[Exercise prompt] Lines containing the word "myca" are to be copied from the data below.

[Task material]

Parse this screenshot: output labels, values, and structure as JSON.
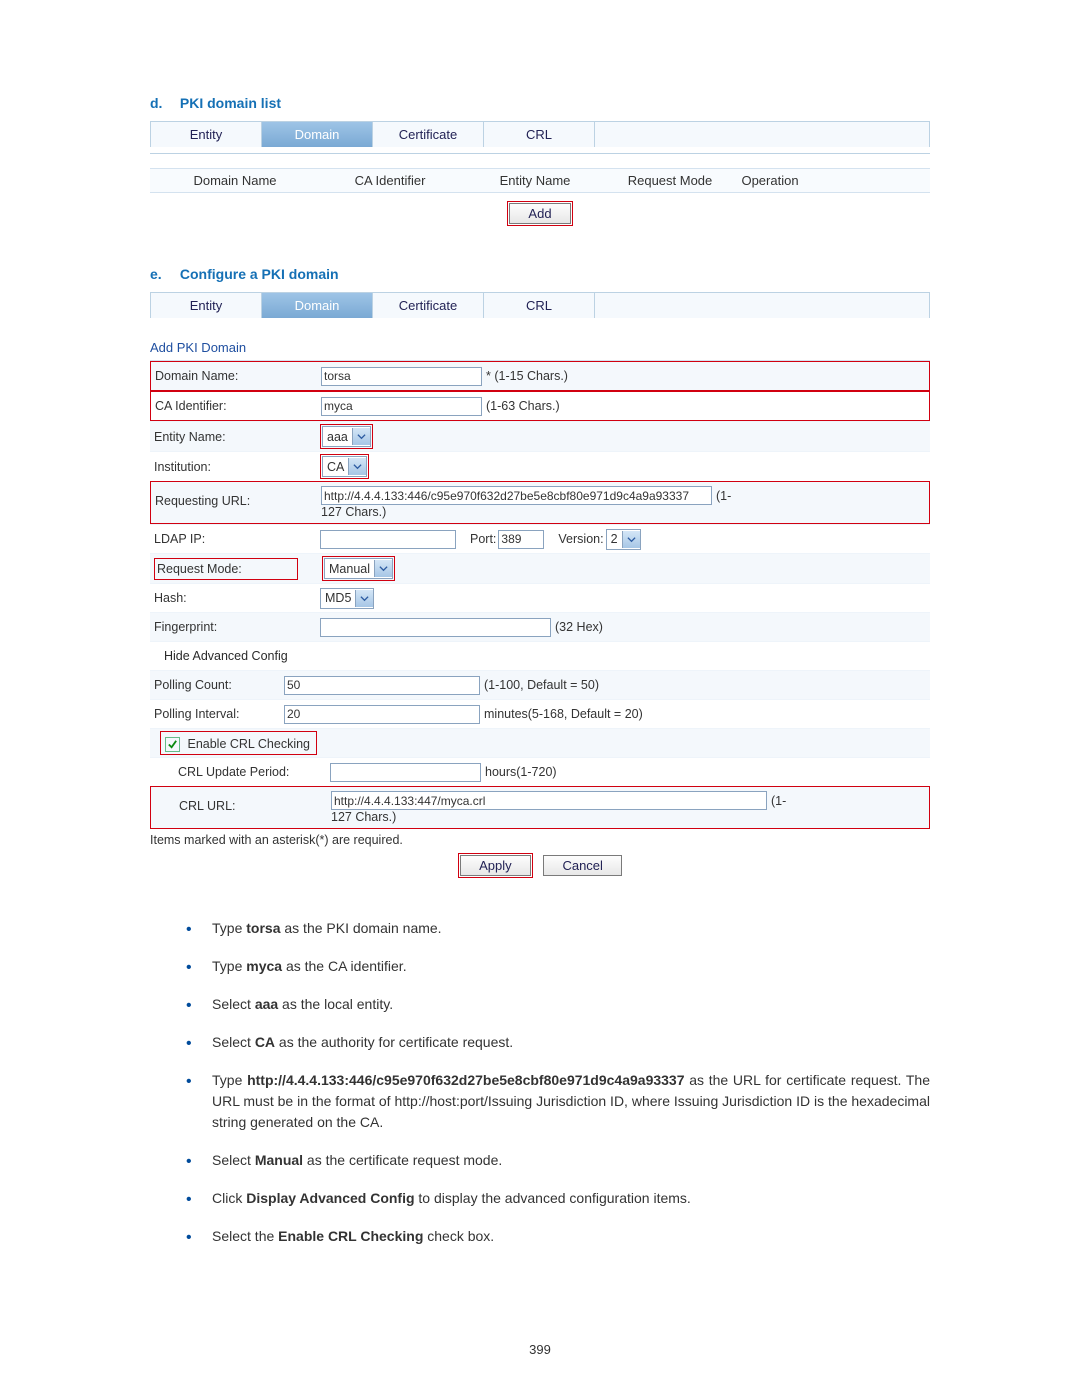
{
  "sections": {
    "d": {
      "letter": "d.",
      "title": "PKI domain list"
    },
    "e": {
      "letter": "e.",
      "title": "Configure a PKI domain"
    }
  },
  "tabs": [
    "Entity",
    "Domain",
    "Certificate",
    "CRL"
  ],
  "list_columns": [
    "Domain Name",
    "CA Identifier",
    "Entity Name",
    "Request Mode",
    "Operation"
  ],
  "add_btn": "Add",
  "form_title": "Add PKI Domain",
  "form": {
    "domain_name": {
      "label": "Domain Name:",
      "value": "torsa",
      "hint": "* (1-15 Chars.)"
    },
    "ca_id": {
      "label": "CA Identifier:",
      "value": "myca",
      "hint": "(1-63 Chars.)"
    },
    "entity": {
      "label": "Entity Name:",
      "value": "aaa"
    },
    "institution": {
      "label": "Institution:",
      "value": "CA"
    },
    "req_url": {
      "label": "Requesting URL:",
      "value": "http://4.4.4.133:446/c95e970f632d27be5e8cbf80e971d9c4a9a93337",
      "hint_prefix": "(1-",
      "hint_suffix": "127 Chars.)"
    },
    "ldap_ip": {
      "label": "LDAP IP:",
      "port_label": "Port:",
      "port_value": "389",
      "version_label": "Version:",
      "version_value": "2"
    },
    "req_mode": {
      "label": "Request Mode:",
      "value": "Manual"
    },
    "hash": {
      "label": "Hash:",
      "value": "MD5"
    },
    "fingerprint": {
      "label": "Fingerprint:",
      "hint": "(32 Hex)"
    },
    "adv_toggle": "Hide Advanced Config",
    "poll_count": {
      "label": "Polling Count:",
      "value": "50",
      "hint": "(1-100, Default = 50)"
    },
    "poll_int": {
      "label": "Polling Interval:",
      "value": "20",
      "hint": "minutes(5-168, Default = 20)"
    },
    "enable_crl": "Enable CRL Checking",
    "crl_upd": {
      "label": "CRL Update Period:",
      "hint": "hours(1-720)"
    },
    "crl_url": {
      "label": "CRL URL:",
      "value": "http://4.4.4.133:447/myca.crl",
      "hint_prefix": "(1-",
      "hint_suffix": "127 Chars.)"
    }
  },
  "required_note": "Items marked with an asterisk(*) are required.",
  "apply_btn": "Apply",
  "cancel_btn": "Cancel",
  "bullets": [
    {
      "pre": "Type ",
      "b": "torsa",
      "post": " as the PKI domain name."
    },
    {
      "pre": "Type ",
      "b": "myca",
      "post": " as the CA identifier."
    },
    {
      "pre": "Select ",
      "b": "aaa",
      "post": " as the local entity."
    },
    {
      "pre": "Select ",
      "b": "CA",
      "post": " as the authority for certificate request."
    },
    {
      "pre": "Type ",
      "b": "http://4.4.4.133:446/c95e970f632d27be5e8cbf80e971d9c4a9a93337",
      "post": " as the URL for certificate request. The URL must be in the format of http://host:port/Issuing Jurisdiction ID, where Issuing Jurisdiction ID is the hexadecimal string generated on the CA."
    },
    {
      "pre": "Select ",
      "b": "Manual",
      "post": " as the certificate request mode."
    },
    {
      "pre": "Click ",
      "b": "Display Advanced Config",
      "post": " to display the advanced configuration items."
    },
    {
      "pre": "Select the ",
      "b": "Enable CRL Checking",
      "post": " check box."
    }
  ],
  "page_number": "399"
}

[Solution to this task]
      "value": "myca",
      "value": "http://4.4.4.133:447/myca.crl",
      "b": "myca",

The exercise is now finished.